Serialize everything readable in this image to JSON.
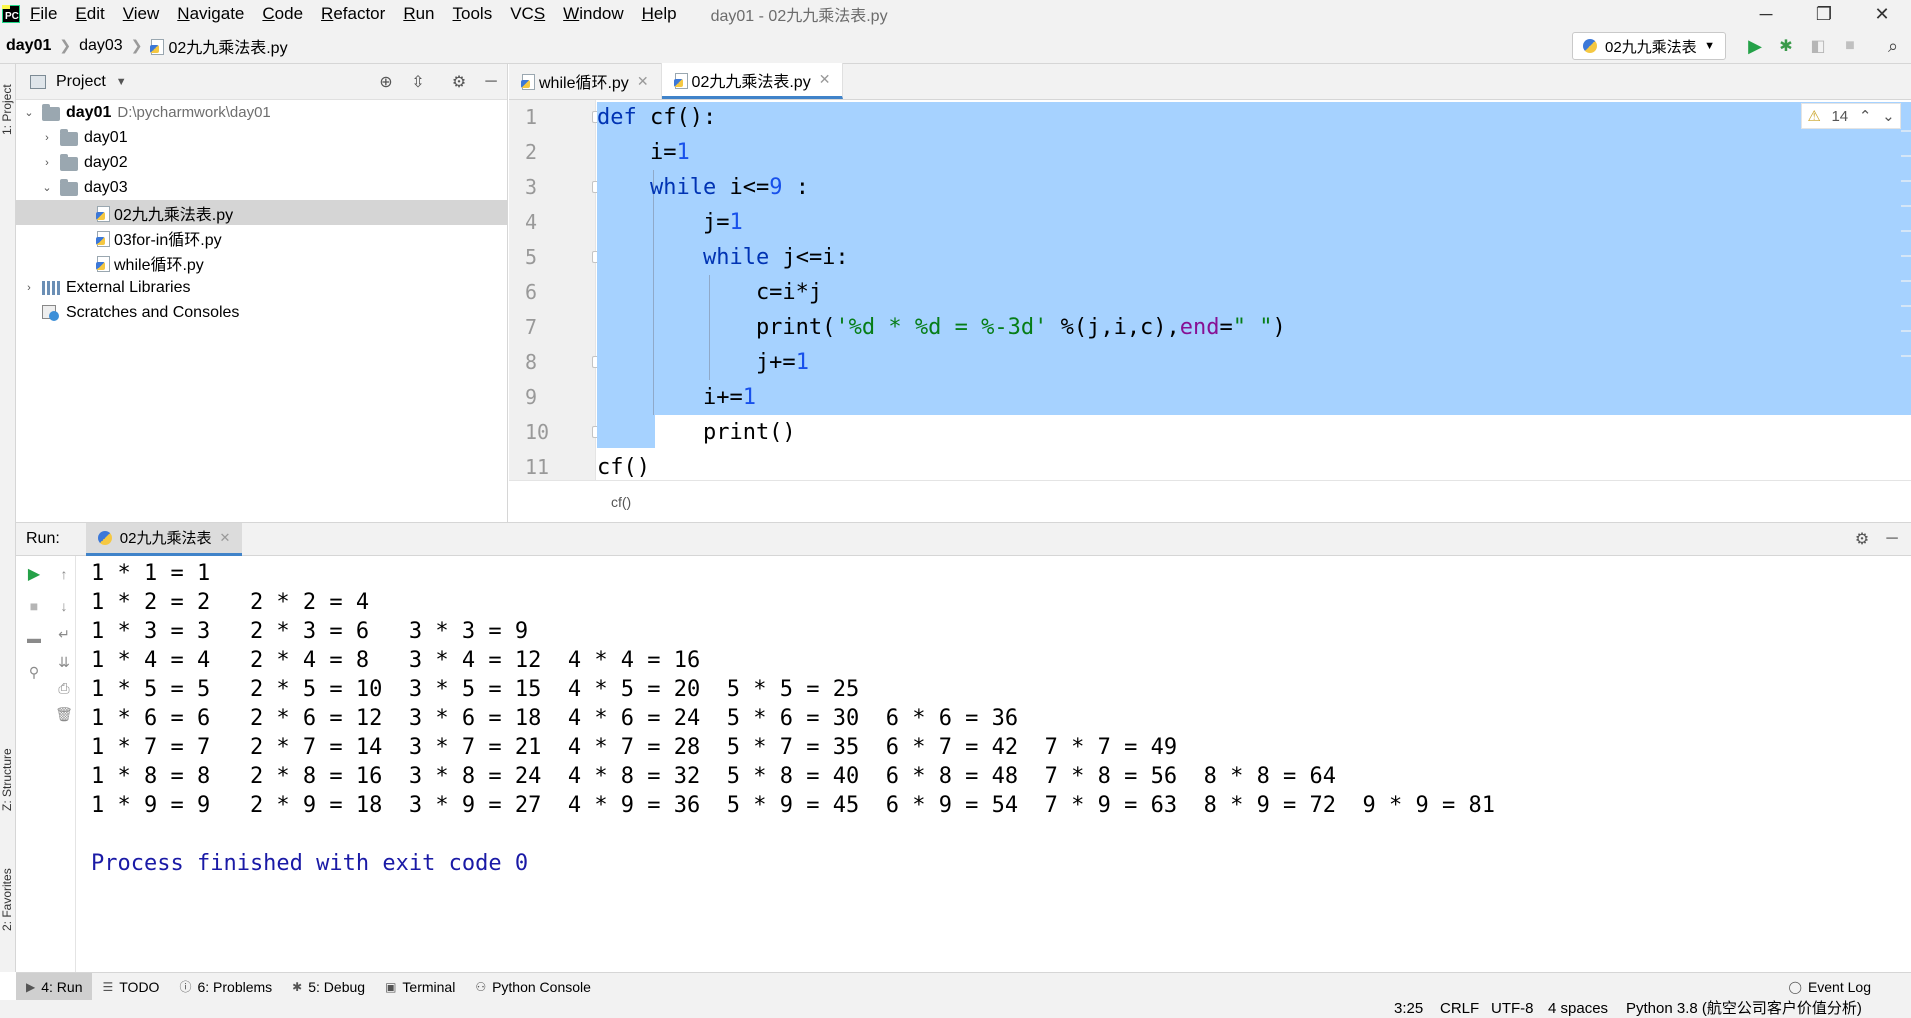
{
  "menubar": {
    "logo": "PC",
    "items": [
      "File",
      "Edit",
      "View",
      "Navigate",
      "Code",
      "Refactor",
      "Run",
      "Tools",
      "VCS",
      "Window",
      "Help"
    ],
    "mnemonics": [
      "F",
      "E",
      "V",
      "N",
      "C",
      "R",
      "R",
      "T",
      "S",
      "W",
      "H"
    ],
    "window_title": "day01 - 02九九乘法表.py",
    "controls": {
      "minimize": "─",
      "restore": "❐",
      "close": "✕"
    }
  },
  "navbar": {
    "crumbs": [
      "day01",
      "day03",
      "02九九乘法表.py"
    ],
    "run_config": "02九九乘法表"
  },
  "left_strip": {
    "project": "1: Project",
    "structure": "Z: Structure",
    "favorites": "2: Favorites"
  },
  "project": {
    "title": "Project",
    "tree": [
      {
        "label": "day01",
        "path": "D:\\pycharmwork\\day01",
        "type": "folder",
        "expanded": true,
        "bold": true
      },
      {
        "label": "day01",
        "type": "folder",
        "expanded": false
      },
      {
        "label": "day02",
        "type": "folder",
        "expanded": false
      },
      {
        "label": "day03",
        "type": "folder",
        "expanded": true
      },
      {
        "label": "02九九乘法表.py",
        "type": "pyfile",
        "selected": true
      },
      {
        "label": "03for-in循环.py",
        "type": "pyfile"
      },
      {
        "label": "while循环.py",
        "type": "pyfile"
      },
      {
        "label": "External Libraries",
        "type": "lib",
        "expanded": false
      },
      {
        "label": "Scratches and Consoles",
        "type": "scratch"
      }
    ]
  },
  "editor": {
    "tabs": [
      {
        "label": "while循环.py",
        "active": false
      },
      {
        "label": "02九九乘法表.py",
        "active": true
      }
    ],
    "warning_count": "14",
    "line_numbers": [
      "1",
      "2",
      "3",
      "4",
      "5",
      "6",
      "7",
      "8",
      "9",
      "10",
      "11"
    ],
    "code_lines": [
      "def cf():",
      "    i=1",
      "    while i<=9 :",
      "        j=1",
      "        while j<=i:",
      "            c=i*j",
      "            print('%d * %d = %-3d' %(j,i,c),end=\" \")",
      "            j+=1",
      "        i+=1",
      "        print()",
      "cf()"
    ],
    "breadcrumb": "cf()"
  },
  "run_panel": {
    "label": "Run:",
    "tab": "02九九乘法表",
    "output": [
      "1 * 1 = 1",
      "1 * 2 = 2   2 * 2 = 4",
      "1 * 3 = 3   2 * 3 = 6   3 * 3 = 9",
      "1 * 4 = 4   2 * 4 = 8   3 * 4 = 12  4 * 4 = 16",
      "1 * 5 = 5   2 * 5 = 10  3 * 5 = 15  4 * 5 = 20  5 * 5 = 25",
      "1 * 6 = 6   2 * 6 = 12  3 * 6 = 18  4 * 6 = 24  5 * 6 = 30  6 * 6 = 36",
      "1 * 7 = 7   2 * 7 = 14  3 * 7 = 21  4 * 7 = 28  5 * 7 = 35  6 * 7 = 42  7 * 7 = 49",
      "1 * 8 = 8   2 * 8 = 16  3 * 8 = 24  4 * 8 = 32  5 * 8 = 40  6 * 8 = 48  7 * 8 = 56  8 * 8 = 64",
      "1 * 9 = 9   2 * 9 = 18  3 * 9 = 27  4 * 9 = 36  5 * 9 = 45  6 * 9 = 54  7 * 9 = 63  8 * 9 = 72  9 * 9 = 81",
      "",
      "Process finished with exit code 0"
    ]
  },
  "bottom_tools": {
    "run": "4: Run",
    "todo": "TODO",
    "problems": "6: Problems",
    "debug": "5: Debug",
    "terminal": "Terminal",
    "python_console": "Python Console",
    "event_log": "Event Log"
  },
  "status": {
    "position": "3:25",
    "line_sep": "CRLF",
    "encoding": "UTF-8",
    "indent": "4 spaces",
    "interpreter": "Python 3.8 (航空公司客户价值分析)"
  },
  "colors": {
    "selection": "#a6d2ff",
    "keyword": "#0033b3",
    "number": "#1750eb",
    "string": "#067d17",
    "kwarg": "#871094",
    "exit_text": "#1a1aa6",
    "run_green": "#24a148",
    "accent_tab": "#4083c9"
  }
}
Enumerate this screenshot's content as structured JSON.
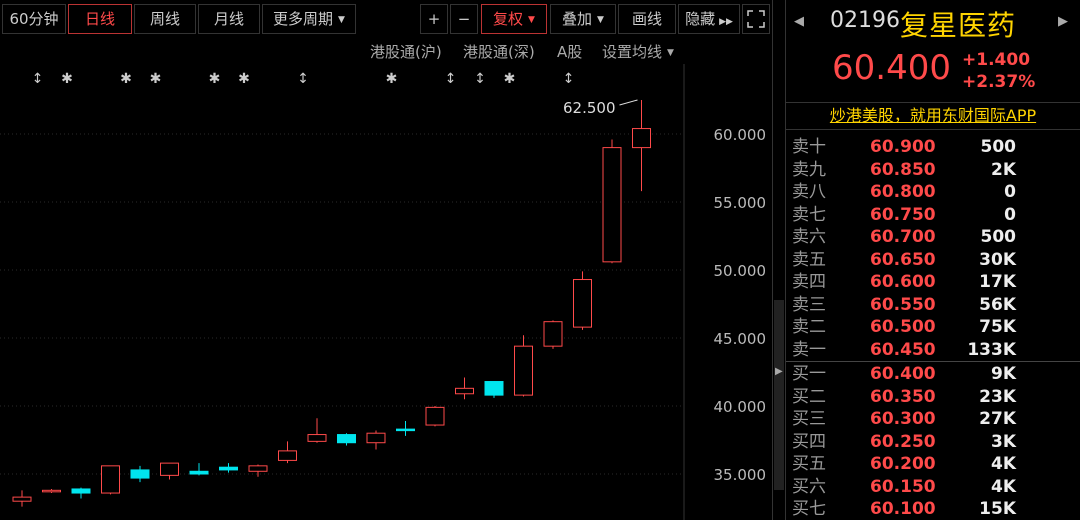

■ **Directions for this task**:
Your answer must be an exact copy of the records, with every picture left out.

■ **Exercise output**:
Serialize everything readable in this image to JSON.
{
  "menubar": {
    "logo": "PC",
    "items": [
      "File",
      "Edit",
      "View",
      "Navigate",
      "Code",
      "Refactor",
      "Run",
      "Tools",
      "VCS",
      "Window",
      "Help"
    ],
    "mnemonics": [
      "F",
      "E",
      "V",
      "N",
      "C",
      "R",
      "R",
      "T",
      "S",
      "W",
      "H"
    ],
    "window_title": "day01 - 02九九乘法表.py",
    "controls": {
      "minimize": "─",
      "restore": "❐",
      "close": "✕"
    }
  },
  "navbar": {
    "crumbs": [
      "day01",
      "day03",
      "02九九乘法表.py"
    ],
    "run_config": "02九九乘法表"
  },
  "left_strip": {
    "project": "1: Project",
    "structure": "Z: Structure",
    "favorites": "2: Favorites"
  },
  "project": {
    "title": "Project",
    "tree": [
      {
        "label": "day01",
        "path": "D:\\pycharmwork\\day01",
        "type": "folder",
        "expanded": true,
        "bold": true
      },
      {
        "label": "day01",
        "type": "folder",
        "expanded": false
      },
      {
        "label": "day02",
        "type": "folder",
        "expanded": false
      },
      {
        "label": "day03",
        "type": "folder",
        "expanded": true
      },
      {
        "label": "02九九乘法表.py",
        "type": "pyfile",
        "selected": true
      },
      {
        "label": "03for-in循环.py",
        "type": "pyfile"
      },
      {
        "label": "while循环.py",
        "type": "pyfile"
      },
      {
        "label": "External Libraries",
        "type": "lib",
        "expanded": false
      },
      {
        "label": "Scratches and Consoles",
        "type": "scratch"
      }
    ]
  },
  "editor": {
    "tabs": [
      {
        "label": "while循环.py",
        "active": false
      },
      {
        "label": "02九九乘法表.py",
        "active": true
      }
    ],
    "warning_count": "14",
    "line_numbers": [
      "1",
      "2",
      "3",
      "4",
      "5",
      "6",
      "7",
      "8",
      "9",
      "10",
      "11"
    ],
    "code_lines": [
      "def cf():",
      "    i=1",
      "    while i<=9 :",
      "        j=1",
      "        while j<=i:",
      "            c=i*j",
      "            print('%d * %d = %-3d' %(j,i,c),end=\" \")",
      "            j+=1",
      "        i+=1",
      "        print()",
      "cf()"
    ],
    "breadcrumb": "cf()"
  },
  "run_panel": {
    "label": "Run:",
    "tab": "02九九乘法表",
    "output": [
      "1 * 1 = 1",
      "1 * 2 = 2   2 * 2 = 4",
      "1 * 3 = 3   2 * 3 = 6   3 * 3 = 9",
      "1 * 4 = 4   2 * 4 = 8   3 * 4 = 12  4 * 4 = 16",
      "1 * 5 = 5   2 * 5 = 10  3 * 5 = 15  4 * 5 = 20  5 * 5 = 25",
      "1 * 6 = 6   2 * 6 = 12  3 * 6 = 18  4 * 6 = 24  5 * 6 = 30  6 * 6 = 36",
      "1 * 7 = 7   2 * 7 = 14  3 * 7 = 21  4 * 7 = 28  5 * 7 = 35  6 * 7 = 42  7 * 7 = 49",
      "1 * 8 = 8   2 * 8 = 16  3 * 8 = 24  4 * 8 = 32  5 * 8 = 40  6 * 8 = 48  7 * 8 = 56  8 * 8 = 64",
      "1 * 9 = 9   2 * 9 = 18  3 * 9 = 27  4 * 9 = 36  5 * 9 = 45  6 * 9 = 54  7 * 9 = 63  8 * 9 = 72  9 * 9 = 81",
      "",
      "Process finished with exit code 0"
    ]
  },
  "bottom_tools": {
    "run": "4: Run",
    "todo": "TODO",
    "problems": "6: Problems",
    "debug": "5: Debug",
    "terminal": "Terminal",
    "python_console": "Python Console",
    "event_log": "Event Log"
  },
  "status": {
    "position": "3:25",
    "line_sep": "CRLF",
    "encoding": "UTF-8",
    "indent": "4 spaces",
    "interpreter": "Python 3.8 (航空公司客户价值分析)"
  },
  "colors": {
    "selection": "#a6d2ff",
    "keyword": "#0033b3",
    "number": "#1750eb",
    "string": "#067d17",
    "kwarg": "#871094",
    "exit_text": "#1a1aa6",
    "run_green": "#24a148",
    "accent_tab": "#4083c9"
  }
}
Enumerate this screenshot's content as structured JSON.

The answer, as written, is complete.